Items from a dataset
____

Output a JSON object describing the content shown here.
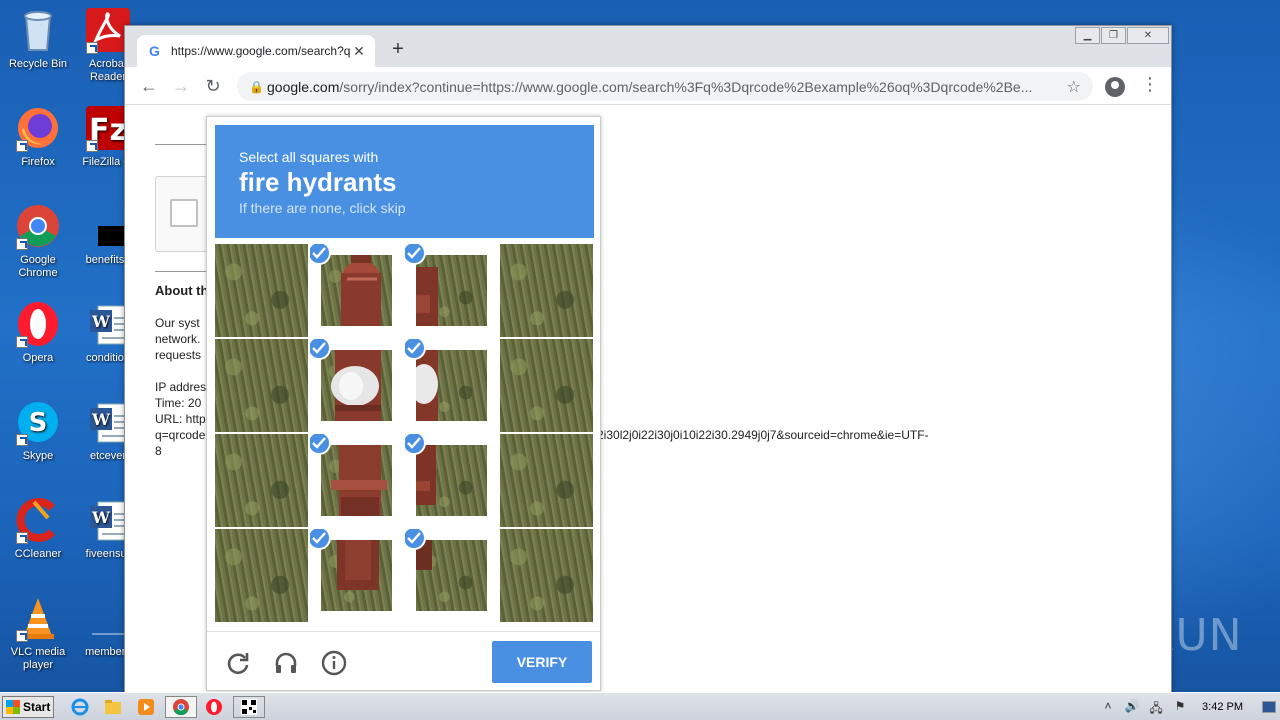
{
  "desktop": {
    "icons": [
      {
        "label": "Recycle Bin",
        "icon": "recycle-bin-icon"
      },
      {
        "label": "Acrobat Reader",
        "icon": "acrobat-icon"
      },
      {
        "label": "Firefox",
        "icon": "firefox-icon"
      },
      {
        "label": "FileZilla Cl",
        "icon": "filezilla-icon"
      },
      {
        "label": "Google Chrome",
        "icon": "chrome-icon"
      },
      {
        "label": "benefitsn",
        "icon": "file-icon"
      },
      {
        "label": "Opera",
        "icon": "opera-icon"
      },
      {
        "label": "condition",
        "icon": "word-doc-icon"
      },
      {
        "label": "Skype",
        "icon": "skype-icon"
      },
      {
        "label": "etcever",
        "icon": "word-doc-icon"
      },
      {
        "label": "CCleaner",
        "icon": "ccleaner-icon"
      },
      {
        "label": "fiveensur",
        "icon": "word-doc-icon"
      },
      {
        "label": "VLC media player",
        "icon": "vlc-icon"
      },
      {
        "label": "members",
        "icon": "file-icon"
      }
    ]
  },
  "browser": {
    "tab_title": "https://www.google.com/search?q=",
    "new_tab": "+",
    "address": {
      "host": "google.com",
      "path": "/sorry/index?continue=https://www.google.com/search%3Fq%3Dqrcode%2Bexample%26oq%3Dqrcode%2Be..."
    }
  },
  "page": {
    "about_heading": "About th",
    "para1": [
      "Our syst",
      "network.",
      "requests"
    ],
    "ip_line": "IP addres",
    "time_line": "Time: 20",
    "url_line": "URL: http",
    "q_line": "q=qrcode",
    "url_tail": "2i30l2j0i22i30j0i10i22i30.2949j0j7&sourceid=chrome&ie=UTF-",
    "last_line": "8"
  },
  "captcha": {
    "instruction": "Select all squares with",
    "target": "fire hydrants",
    "hint": "If there are none, click skip",
    "verify_label": "VERIFY",
    "tiles_selected": [
      false,
      true,
      true,
      false,
      false,
      true,
      true,
      false,
      false,
      true,
      true,
      false,
      false,
      true,
      true,
      false
    ],
    "accent_color": "#4a90e2"
  },
  "taskbar": {
    "start_label": "Start",
    "clock": "3:42 PM"
  },
  "watermark": "ANY RUN"
}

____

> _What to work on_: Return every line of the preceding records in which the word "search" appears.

> _The answer_:
    "tab_title": "https://www.google.com/search?q=",
      "path": "/sorry/index?continue=https://www.google.com/search%3Fq%3Dqrcode%2Bexample%26oq%3Dqrcode%2Be..."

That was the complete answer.